┏━━

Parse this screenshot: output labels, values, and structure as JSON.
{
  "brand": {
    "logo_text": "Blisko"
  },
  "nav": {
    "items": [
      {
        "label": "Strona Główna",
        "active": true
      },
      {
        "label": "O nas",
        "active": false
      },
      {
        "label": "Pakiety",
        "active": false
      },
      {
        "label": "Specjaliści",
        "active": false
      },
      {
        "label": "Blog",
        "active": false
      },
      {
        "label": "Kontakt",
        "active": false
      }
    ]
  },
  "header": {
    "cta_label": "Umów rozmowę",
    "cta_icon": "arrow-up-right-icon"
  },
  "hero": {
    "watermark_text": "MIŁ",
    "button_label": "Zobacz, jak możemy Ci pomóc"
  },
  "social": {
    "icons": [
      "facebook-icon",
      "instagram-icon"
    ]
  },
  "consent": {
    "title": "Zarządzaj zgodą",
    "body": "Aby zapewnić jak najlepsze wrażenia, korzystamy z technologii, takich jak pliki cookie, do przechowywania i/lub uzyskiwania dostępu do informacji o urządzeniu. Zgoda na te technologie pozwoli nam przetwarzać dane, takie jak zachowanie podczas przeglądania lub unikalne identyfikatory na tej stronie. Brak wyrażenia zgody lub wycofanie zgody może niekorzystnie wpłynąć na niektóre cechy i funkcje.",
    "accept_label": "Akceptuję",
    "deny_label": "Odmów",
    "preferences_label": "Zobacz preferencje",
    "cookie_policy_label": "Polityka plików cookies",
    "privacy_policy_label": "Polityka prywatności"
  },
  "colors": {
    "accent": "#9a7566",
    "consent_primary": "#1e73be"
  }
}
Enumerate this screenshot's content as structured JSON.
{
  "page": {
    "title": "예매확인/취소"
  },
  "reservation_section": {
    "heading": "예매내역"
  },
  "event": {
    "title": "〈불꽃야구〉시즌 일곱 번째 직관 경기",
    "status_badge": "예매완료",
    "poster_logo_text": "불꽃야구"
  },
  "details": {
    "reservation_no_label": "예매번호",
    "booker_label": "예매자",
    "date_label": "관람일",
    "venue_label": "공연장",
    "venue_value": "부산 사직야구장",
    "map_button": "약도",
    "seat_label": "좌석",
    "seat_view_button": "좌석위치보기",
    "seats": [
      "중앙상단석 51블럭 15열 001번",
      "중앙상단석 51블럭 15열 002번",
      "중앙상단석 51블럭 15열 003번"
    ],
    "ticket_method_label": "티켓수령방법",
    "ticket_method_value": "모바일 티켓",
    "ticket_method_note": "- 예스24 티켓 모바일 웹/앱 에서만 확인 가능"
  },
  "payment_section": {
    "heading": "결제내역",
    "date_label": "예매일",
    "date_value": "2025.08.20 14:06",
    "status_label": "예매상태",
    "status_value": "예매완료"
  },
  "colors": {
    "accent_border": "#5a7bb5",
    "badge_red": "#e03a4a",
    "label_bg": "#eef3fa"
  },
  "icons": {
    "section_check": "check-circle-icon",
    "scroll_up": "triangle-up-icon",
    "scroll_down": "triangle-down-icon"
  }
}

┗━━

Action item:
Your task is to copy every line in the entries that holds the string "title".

Completed exercise:
    "title": "Zarządzaj zgodą",
    "title": "예매확인/취소"
    "title": "〈불꽃야구〉시즌 일곱 번째 직관 경기",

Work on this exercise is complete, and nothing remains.